From a technical standpoint there’s no way to reliably tell what sort of device the user is on. This goes for both traditional and mobile devices. I wrote an article about gathering usability data from server log files back in 2007. Back when that article was written, JavaScript-based analytics systems were just starting to take off and their capabilities varied pretty significantly. So, I left those alone and concentrated on the server-based analytics side of things. Though the capabilities of current analytics applications are much better than they were at that time, most of my arguments in that article are as valid today as they were then.

One of the things I didn’t mention in that article is that it is also possible for the user to falsely identify what device they’re using. In fact, back in the days of the browser wars in the early 90s, Microsoft intentionally faked the user-agent string to mimic Netscape. Today you can alter your user-agent string in Opera by going to ‘opera:config’ in the address bar and adjusting the settings there. Other browsers like FireFox and Chrome have extensions that can allow the user to switch the user-agent string. All of that, however, is really pedantic. The majority of people don’t alter their user-agent string, so for practical purposes, the user-agent string can reliably tell you the Operating System & version, Browser & browser version. This is all sent by the user’s computer during the negotiation between the site’s server & the user in HTTP.

Unfortunately, when it comes to accessibility, there’s little you can really tell from the user-agent string in your analytics. Assistive technologies aren’t user agents, so no information about them is sent via that negotiation. There are a few things you can possibly do with JavaScript, though I’ve never personally tried them.

All of these are methods that ostensibly could help you to detect and personalize an experience for low vision users. This doesn’t help, however, if the low vision user has something like a magnifying screen attached to the physical monitor. When it comes to blind & motor impaired users, the latter ability to detect if the user is using only a keyboard to navigate may be useful but may be too expensive, from a programming perspective, to be very useful.

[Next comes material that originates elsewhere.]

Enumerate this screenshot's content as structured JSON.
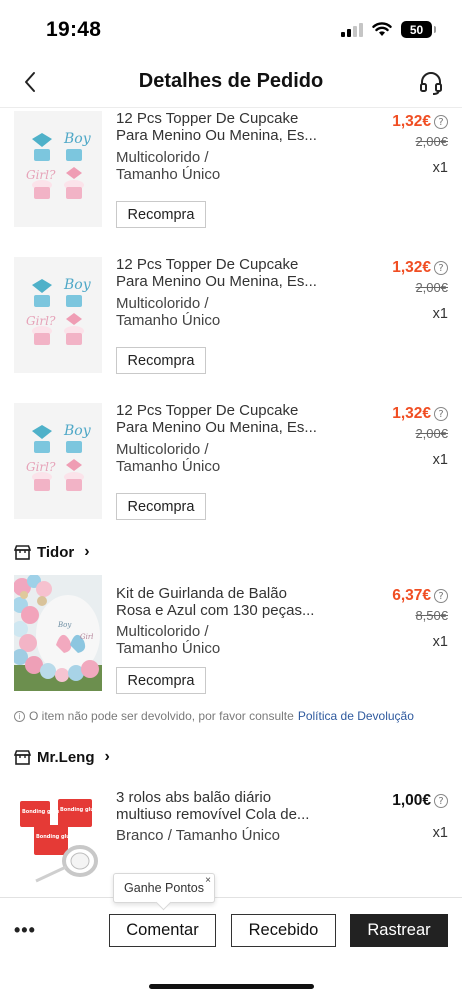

There’s apparently a way to detect screen readers using Flash. This would use Flash & ActionScript to detect an MSAA-enabled assistive technology. Theoretically, you could insert a very tiny (possibly even hidden in some way) Flash movie which takes that information and does something interesting using AJAX. This method isn’t quite reliable, either. This would work with JAWS, NVDA, Window-Eyes, most Dolphin products, and ZoomText. But this is far from a complete list of assistive technologies and doesn’t include VoiceOver, Dragon Naturally Speaking, or the dozen or so other screen magnifiers, screen readers, and voice input systems that compete in the market against these more well-known examples.

Finally, there’s the question of ethics surrounding detecting users with disabilities. Persons with disabilities are a protected class according to ADA and similar anti-discrimination laws worldwide. Users may be highly resistant to having their disabilities identified as they go throughout the web. Most persons with disabilities would really just rather that the Web just work for them. Attempts in the past, by Google and Amazon for instance, to create alternative interfaces for persons with disabilities has been met with significant resistance. Amazon, for instance, abandoned their “accessible” version and integrated many of their improvements into the main Amazon experience.

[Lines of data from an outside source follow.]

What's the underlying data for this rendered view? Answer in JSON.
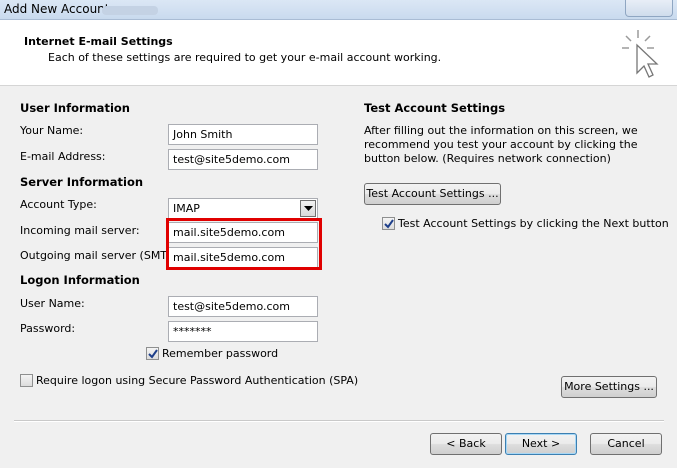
{
  "window": {
    "title": "Add New Account"
  },
  "header": {
    "title": "Internet E-mail Settings",
    "subtitle": "Each of these settings are required to get your e-mail account working."
  },
  "user_info": {
    "section": "User Information",
    "name_label": "Your Name:",
    "name_value": "John Smith",
    "email_label": "E-mail Address:",
    "email_value": "test@site5demo.com"
  },
  "server_info": {
    "section": "Server Information",
    "account_type_label": "Account Type:",
    "account_type_value": "IMAP",
    "incoming_label": "Incoming mail server:",
    "incoming_value": "mail.site5demo.com",
    "outgoing_label": "Outgoing mail server (SMTP):",
    "outgoing_value": "mail.site5demo.com",
    "highlight_color": "#e00000"
  },
  "logon_info": {
    "section": "Logon Information",
    "username_label": "User Name:",
    "username_value": "test@site5demo.com",
    "password_label": "Password:",
    "password_value": "*******",
    "remember_label": "Remember password",
    "remember_checked": true,
    "spa_label": "Require logon using Secure Password Authentication (SPA)",
    "spa_checked": false
  },
  "test_settings": {
    "section": "Test Account Settings",
    "description": "After filling out the information on this screen, we recommend you test your account by clicking the button below. (Requires network connection)",
    "test_button": "Test Account Settings ...",
    "next_checkbox_label": "Test Account Settings by clicking the Next button",
    "next_checkbox_checked": true
  },
  "more_settings_button": "More Settings ...",
  "footer": {
    "back": "< Back",
    "next": "Next >",
    "cancel": "Cancel"
  }
}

The sad reality is that Web accessibility is still pretty dismal, overall. Our internal research shows that an average of 11 images per page have no alt text and an average of 24 links per page have meaningless link text (like “click here”, “more”, “read more”, etc.). Global average error density is 16%, meaning that 16% of the code on the web has some sort of automatically detectable accessibility problem. That doesn’t count the errors that can’t be detected automatically. Despite this, persons with disabilities don’t want any special alternatives, they want the regular stuff to just work for them.

In the end, truly detecting the usage of persons with disabilities is going to be nearly impossible. The effort expended to somehow detect and track the usage patterns of persons with disabilities in order to create a so-called “enhanced” experience would be better spent making the regular site better. Accessible design is good design and when done right can improve the experience for everyone.

My company, AFixt exists to do one thing: Fix accessibility issues in websites, apps, and software. If you need help, get in touch with me now!